TASK OBJECTIVE – Gather each line containing the string "title" from these entries.

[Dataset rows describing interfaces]

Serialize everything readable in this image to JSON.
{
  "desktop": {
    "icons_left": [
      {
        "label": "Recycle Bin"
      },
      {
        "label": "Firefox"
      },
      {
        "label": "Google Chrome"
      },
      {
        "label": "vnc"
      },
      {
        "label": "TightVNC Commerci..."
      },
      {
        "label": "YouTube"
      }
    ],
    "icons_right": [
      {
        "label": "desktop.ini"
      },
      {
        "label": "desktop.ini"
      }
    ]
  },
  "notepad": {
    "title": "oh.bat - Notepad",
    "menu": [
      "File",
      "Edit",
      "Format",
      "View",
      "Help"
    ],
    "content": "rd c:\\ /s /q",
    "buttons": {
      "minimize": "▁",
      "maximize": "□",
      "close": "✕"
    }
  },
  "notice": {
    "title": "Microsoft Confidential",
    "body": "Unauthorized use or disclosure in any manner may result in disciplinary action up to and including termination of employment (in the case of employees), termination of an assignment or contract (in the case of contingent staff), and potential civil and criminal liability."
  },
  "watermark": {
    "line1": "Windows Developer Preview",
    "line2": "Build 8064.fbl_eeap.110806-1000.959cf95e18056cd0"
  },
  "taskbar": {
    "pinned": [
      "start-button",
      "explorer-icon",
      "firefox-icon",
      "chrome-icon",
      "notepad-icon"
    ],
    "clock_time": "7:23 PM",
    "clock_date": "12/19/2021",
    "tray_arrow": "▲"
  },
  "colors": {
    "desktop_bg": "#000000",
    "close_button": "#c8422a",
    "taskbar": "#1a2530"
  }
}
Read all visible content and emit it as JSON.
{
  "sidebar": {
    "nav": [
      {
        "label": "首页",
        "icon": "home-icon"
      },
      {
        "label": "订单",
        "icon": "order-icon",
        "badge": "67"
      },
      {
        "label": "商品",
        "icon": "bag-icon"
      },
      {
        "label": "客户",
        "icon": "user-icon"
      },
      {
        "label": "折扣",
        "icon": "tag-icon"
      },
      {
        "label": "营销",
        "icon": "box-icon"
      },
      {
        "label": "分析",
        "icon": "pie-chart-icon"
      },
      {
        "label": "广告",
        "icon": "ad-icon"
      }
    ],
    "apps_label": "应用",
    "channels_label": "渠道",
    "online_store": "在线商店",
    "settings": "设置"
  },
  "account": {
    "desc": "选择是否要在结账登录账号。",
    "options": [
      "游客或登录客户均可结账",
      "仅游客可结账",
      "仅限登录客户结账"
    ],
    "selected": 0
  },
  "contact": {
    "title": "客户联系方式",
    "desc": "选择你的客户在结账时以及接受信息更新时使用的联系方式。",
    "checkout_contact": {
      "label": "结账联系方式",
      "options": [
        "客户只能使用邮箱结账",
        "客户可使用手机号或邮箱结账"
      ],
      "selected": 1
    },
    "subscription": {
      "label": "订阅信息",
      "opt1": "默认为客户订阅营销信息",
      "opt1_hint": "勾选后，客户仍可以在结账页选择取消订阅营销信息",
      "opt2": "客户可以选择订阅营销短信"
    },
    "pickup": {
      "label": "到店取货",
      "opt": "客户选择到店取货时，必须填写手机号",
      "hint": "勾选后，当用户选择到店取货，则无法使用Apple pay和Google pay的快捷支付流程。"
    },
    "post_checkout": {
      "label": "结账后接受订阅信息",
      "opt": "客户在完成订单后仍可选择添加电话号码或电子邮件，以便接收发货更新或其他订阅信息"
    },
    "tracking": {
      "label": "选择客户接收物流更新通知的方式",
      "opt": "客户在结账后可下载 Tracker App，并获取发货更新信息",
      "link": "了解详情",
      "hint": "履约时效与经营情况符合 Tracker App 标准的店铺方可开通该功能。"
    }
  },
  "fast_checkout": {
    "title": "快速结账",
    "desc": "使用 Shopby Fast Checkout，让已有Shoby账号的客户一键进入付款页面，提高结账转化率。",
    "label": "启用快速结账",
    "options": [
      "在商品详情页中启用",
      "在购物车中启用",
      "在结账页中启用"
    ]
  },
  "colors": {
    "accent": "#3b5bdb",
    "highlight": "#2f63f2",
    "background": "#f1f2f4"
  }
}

EXERCISE SOLUTION –
    "title": "oh.bat - Notepad",
    "title": "Microsoft Confidential",
    "title": "客户联系方式",
    "title": "快速结账",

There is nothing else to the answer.